When somebody says the word ‘bee’, your mind probably springs to an image of a big fuzzy bumblebee, clumsily flying between flowers or bumping into your kitchen window. Or maybe you think of a hive of honeybees, dancing across an array of wax and honey. Both bumblebees and honeybees are eusocial meaning that they live in highly co-operative colonies with many worker bees serving a queen by caring for her young. But did you know that 90% of the UK’s 270 bee species are actually solitary bees?
Unlike social bee species, solitary bees build individual nests and work alone. Once an adult female has emerged from her pupae and has mated with a male (who dies soon after), she builds an individual cell for each egg she lays, along with a small ball of pollen and nectar which the larvae eat once they hatch. The adult female’s job is now complete and like the male, she dies, leaving her offspring to fend for themselves. winter until they pupate into adult bees in the spring. At this point they emerge to start the cycle all over again, living in their adult stage for as little as four to six weeks.
Due to there being such a wide variety of solitary bee species, they can be relatively hard to identify, with
some species easily being mistaken for wasps, hoverflies, nor honeybees. Some of the more common species you might be likely to stumble across include the red mason bee, patchwork leafcutter bee (both of which may inhabit a bee hotel in your garden), and the ashy mining bee which gets its name from its distinctive ash-grey bands on its thorax. These bee species can be found in the new BEESPOKE identification guide for solitary bees of the UK, which includes high quality photos of 34 more commonly seen species, along with descriptions of many others.
So next time somebody says the word ‘bee’, maybe your mind will instead spring to an image of a solitary
bee, carefully building her nest and collecting pollen for her young, playing an incredibly important role in pollination in the process. Better yet, get outdoors and bring that image to reality, using the BEESPOKE solitary bee guide to help with identification to find out more about the pollinator population that surrounds you.

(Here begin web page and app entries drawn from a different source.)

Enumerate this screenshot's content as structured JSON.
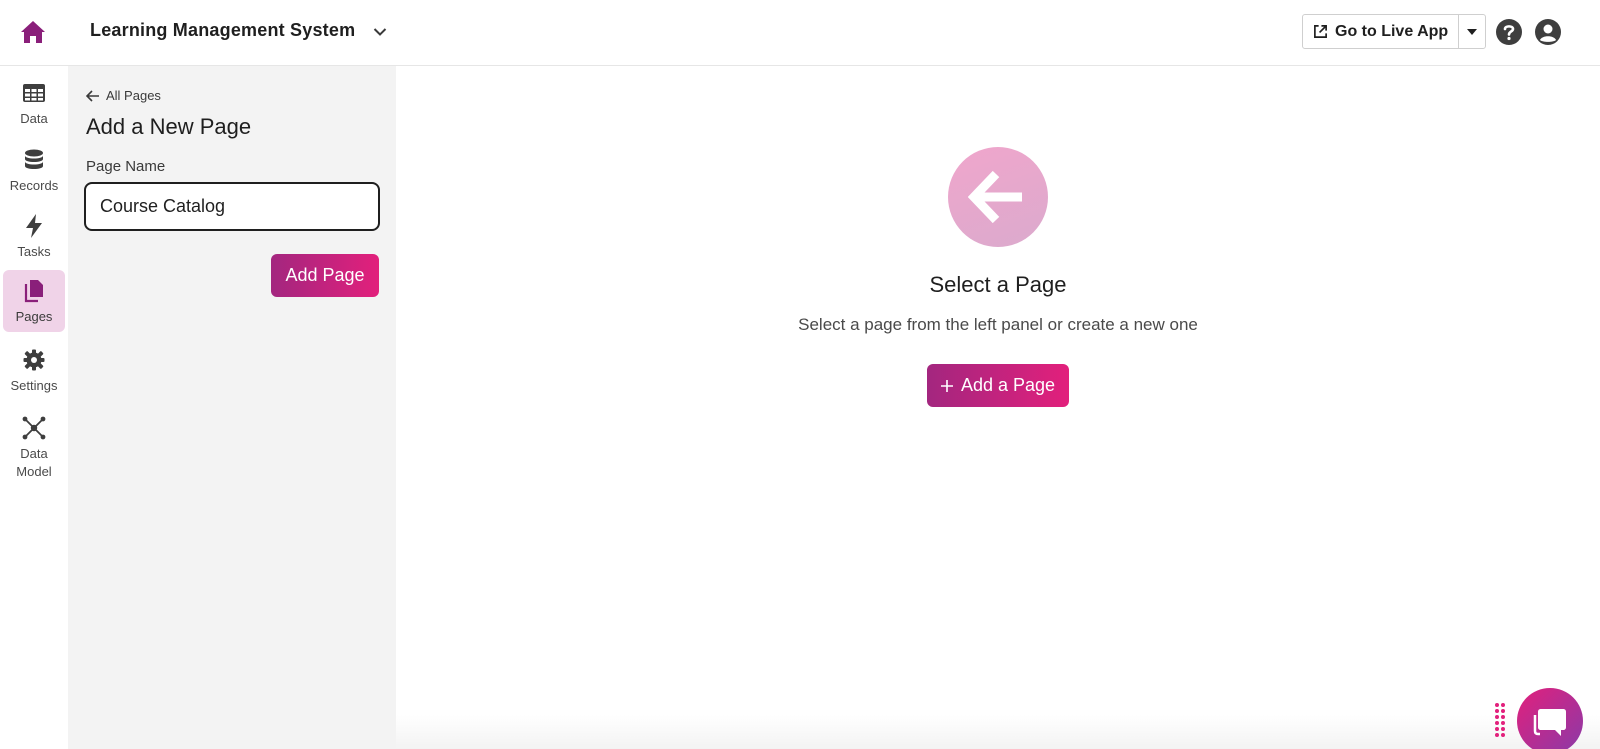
{
  "header": {
    "app_title": "Learning Management System",
    "live_app_label": "Go to Live App"
  },
  "rail": {
    "items": [
      {
        "label": "Data",
        "icon": "table-icon"
      },
      {
        "label": "Records",
        "icon": "database-icon"
      },
      {
        "label": "Tasks",
        "icon": "bolt-icon"
      },
      {
        "label": "Pages",
        "icon": "pages-icon",
        "active": true
      },
      {
        "label": "Settings",
        "icon": "gear-icon"
      },
      {
        "label": "Data\nModel",
        "icon": "network-icon"
      }
    ]
  },
  "panel": {
    "back_label": "All Pages",
    "title": "Add a New Page",
    "field_label": "Page Name",
    "page_name_value": "Course Catalog",
    "submit_label": "Add Page"
  },
  "main": {
    "empty_title": "Select a Page",
    "empty_subtitle": "Select a page from the left panel or create a new one",
    "add_button_label": "Add a Page"
  },
  "colors": {
    "accent_start": "#a3267f",
    "accent_end": "#e2207c",
    "active_rail_bg": "#f0d3e8",
    "home_icon": "#8a1f7a"
  }
}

The BEESPOKE project (Benefiting Ecosystems through Evaluation of food Supplies for Pollination to Open up Knowledge for End users) aims to increase levels of pollinators and crop pollination at local and landscape scales by providing land managers and policymakers with new expertise, tools and financial knowledge to create more sustainable and resilient agroecosystems. For further information and free guides visit https://northsearegion.eu/beespoke/